On Monday, Mayor Eric Garcetti toured the recently completed Westmont Solar Rooftop project in San Pedro, a 2 million-square-foot arrangement of solar panels that is expected to generate up to 16.4 megawatts of power for the Los Angeles Department of Water and Power—enough to supply around 5,000 homes.

The installation was developed by solar energy installation firm PermaCity as part of the DWP’s Feed-in Tariff program, which allows property owners to sell energy gathered from rooftop solar installations directly to the power company.

The program was developed as a strategy to help DWP meet a state mandate requiring electricity providers to source at least one-third of their power from renewable sources by 2020.

Rows of solar panels

The San Pedro installation is the largest of 41 FiT projects completed thus far, eclipsing a 5.1-megawatt project installed in 2015 at the Forever 21 headquarters in Lincoln Heights. Another large project is under construction now at a U.S. Postal Service processing center in South LA. When complete, it’s expected to generate about 11 megawatts of power, with 10 being sold to DWP and the remainder being used to power the facility itself.

Garcetti had high praise for the Westmont rooftop project Monday, pointing to an estimate that it would create 500 local jobs.

Solar panels with Vincent Thomas bridge in background

The solar installation is spread across multiple rooftops at the Westmont Distribution Center, close to the 110 Freeway. All told, the project includes over 50,000 photovoltaic panels capable of producing 565 million killowatt hours over the next 20 years.

The panels have a bifacial design, which means that they can collect reflected light from the surface of the roof in addition to direct sunlight. This should allow them to gather about 45 percent more power than a traditional solar panel. DWP claims the project will be the most powerful rooftop installation in the nation.

In terms of environmental impact, PermaCity estimates that the carbon emissions savings generated by the project will be equivalent to removing 6,000 cars from local streets.

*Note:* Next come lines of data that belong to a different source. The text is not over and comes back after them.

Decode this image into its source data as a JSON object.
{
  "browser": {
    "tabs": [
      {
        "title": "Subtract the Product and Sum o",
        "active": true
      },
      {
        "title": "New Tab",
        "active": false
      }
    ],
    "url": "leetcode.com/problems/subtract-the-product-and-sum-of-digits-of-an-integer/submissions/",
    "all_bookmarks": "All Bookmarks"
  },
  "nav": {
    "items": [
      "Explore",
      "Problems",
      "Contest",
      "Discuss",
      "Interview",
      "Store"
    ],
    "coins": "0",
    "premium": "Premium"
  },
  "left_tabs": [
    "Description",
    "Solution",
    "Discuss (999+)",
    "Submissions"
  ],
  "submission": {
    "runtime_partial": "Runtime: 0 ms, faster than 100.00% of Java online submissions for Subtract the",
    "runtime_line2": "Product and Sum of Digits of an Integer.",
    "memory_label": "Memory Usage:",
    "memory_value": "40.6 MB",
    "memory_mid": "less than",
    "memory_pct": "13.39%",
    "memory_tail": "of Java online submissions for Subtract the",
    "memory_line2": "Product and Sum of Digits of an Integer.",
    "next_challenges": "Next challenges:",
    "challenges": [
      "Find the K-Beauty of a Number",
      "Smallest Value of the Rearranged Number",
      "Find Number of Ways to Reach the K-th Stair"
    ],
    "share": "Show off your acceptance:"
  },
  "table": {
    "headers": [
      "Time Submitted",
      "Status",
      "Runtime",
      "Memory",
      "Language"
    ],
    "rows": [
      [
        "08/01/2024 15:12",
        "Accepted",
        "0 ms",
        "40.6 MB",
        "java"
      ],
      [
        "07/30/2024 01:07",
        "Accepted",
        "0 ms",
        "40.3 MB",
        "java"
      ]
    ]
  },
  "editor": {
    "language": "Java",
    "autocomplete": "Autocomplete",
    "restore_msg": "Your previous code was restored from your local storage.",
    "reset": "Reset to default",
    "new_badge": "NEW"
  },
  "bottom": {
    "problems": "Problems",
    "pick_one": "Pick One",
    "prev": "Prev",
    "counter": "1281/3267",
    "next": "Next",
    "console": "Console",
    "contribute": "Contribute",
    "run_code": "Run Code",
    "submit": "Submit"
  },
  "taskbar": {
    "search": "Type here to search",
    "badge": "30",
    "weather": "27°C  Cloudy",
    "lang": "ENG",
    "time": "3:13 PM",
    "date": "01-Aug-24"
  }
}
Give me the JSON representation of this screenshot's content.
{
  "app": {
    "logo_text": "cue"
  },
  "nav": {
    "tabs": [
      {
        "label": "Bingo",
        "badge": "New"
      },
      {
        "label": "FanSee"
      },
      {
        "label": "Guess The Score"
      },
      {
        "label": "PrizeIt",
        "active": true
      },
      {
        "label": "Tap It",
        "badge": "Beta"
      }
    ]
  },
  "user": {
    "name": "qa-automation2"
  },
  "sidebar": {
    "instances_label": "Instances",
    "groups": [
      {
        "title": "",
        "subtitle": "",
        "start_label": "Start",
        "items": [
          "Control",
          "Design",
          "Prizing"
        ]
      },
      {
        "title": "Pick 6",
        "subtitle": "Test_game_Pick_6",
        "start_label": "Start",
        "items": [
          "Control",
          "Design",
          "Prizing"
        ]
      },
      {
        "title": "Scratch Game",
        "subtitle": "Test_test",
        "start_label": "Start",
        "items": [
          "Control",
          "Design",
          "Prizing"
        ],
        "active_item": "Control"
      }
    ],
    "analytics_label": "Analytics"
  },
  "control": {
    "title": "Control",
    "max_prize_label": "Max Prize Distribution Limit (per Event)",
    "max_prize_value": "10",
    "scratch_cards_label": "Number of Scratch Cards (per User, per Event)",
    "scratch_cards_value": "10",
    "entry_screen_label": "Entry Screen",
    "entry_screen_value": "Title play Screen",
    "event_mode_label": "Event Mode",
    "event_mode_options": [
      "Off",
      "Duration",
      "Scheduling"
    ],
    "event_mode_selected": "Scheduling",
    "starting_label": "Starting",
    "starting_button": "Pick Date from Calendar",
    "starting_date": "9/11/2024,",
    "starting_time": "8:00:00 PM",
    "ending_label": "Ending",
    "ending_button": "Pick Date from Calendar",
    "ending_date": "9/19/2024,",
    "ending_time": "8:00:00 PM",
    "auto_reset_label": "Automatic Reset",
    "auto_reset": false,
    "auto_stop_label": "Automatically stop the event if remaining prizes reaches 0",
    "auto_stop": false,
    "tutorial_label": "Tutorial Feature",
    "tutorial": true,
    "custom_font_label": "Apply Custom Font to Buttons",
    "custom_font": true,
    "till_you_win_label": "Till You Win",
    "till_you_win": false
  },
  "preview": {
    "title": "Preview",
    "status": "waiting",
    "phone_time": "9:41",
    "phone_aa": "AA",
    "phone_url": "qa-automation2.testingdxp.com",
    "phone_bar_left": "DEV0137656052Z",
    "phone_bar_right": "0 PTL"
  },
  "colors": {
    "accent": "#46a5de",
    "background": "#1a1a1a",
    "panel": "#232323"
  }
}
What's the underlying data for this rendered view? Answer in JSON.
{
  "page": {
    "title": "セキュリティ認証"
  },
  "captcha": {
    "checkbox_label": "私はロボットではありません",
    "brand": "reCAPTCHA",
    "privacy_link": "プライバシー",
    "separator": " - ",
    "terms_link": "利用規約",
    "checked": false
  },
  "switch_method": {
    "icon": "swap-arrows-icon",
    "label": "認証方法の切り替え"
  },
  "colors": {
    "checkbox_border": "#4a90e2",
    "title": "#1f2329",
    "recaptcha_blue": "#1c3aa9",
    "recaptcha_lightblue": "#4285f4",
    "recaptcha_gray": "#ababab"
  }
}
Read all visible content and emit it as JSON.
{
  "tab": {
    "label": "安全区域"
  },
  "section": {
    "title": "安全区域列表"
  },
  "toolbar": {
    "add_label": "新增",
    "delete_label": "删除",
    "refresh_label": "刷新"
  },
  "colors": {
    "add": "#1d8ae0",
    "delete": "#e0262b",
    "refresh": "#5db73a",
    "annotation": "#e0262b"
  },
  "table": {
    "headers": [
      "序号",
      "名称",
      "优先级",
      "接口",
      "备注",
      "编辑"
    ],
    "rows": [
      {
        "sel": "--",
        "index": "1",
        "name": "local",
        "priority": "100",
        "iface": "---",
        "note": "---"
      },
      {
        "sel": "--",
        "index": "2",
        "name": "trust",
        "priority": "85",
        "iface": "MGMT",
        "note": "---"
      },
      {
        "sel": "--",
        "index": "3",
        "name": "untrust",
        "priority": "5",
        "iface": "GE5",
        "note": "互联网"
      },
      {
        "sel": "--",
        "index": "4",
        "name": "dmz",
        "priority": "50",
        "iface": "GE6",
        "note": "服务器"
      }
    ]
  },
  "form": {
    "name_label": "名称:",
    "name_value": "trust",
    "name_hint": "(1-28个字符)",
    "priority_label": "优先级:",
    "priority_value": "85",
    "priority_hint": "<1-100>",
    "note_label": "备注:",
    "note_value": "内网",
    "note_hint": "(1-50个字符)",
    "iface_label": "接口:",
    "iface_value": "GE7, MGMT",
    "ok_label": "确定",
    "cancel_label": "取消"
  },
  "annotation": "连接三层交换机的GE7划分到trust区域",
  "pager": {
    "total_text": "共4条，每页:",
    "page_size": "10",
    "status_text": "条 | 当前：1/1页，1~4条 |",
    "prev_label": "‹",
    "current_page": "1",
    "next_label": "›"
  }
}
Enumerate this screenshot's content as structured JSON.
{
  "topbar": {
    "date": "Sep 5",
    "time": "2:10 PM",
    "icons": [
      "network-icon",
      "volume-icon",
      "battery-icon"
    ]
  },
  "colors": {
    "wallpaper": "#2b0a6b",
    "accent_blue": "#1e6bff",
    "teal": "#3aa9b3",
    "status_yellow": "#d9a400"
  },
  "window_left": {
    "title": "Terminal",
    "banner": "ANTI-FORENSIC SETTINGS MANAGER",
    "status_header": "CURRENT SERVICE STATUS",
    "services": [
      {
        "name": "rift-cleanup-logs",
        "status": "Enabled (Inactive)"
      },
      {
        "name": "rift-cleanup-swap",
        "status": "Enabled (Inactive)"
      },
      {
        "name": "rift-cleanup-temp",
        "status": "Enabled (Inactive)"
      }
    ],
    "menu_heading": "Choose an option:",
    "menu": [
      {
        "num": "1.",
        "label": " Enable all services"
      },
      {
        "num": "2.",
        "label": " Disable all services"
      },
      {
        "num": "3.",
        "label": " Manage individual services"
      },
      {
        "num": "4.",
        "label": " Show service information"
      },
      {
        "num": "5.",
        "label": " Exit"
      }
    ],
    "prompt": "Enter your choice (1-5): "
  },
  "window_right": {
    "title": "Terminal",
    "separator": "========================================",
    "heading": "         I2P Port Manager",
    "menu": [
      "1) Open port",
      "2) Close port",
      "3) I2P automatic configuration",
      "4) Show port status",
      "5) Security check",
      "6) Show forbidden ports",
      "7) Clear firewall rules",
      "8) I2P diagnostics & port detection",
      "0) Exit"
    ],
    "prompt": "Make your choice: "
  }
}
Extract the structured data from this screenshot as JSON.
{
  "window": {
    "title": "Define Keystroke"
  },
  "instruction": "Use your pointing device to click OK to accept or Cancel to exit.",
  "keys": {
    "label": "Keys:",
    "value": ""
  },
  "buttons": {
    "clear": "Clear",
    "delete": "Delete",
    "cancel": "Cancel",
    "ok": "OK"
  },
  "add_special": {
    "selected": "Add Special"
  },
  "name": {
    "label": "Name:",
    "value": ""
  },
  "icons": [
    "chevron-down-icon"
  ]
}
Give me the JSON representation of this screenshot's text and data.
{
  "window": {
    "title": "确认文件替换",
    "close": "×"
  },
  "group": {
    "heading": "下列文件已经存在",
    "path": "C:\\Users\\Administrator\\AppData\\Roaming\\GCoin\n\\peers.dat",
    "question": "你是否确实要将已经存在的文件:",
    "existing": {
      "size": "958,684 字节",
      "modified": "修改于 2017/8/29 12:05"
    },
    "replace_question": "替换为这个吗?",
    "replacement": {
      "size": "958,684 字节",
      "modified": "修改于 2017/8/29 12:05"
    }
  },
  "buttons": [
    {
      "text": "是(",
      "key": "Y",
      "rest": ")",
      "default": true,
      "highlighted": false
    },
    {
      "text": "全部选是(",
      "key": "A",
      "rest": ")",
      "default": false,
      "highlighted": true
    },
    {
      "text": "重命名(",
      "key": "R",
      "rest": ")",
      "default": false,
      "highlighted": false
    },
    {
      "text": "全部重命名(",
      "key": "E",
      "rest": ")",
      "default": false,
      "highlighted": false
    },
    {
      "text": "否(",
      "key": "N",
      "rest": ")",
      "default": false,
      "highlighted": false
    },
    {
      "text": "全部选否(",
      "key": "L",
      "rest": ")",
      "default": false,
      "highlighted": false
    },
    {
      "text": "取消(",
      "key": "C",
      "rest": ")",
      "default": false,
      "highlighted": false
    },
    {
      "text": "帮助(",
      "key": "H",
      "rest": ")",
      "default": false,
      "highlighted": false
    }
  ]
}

Correction: A previous version of this story incorrectly stated that the project would be the largest of its kind in the nation. In fact, the rooftop installation at Apple’s campus in Cupertino is slightly larger. We apologize for the error.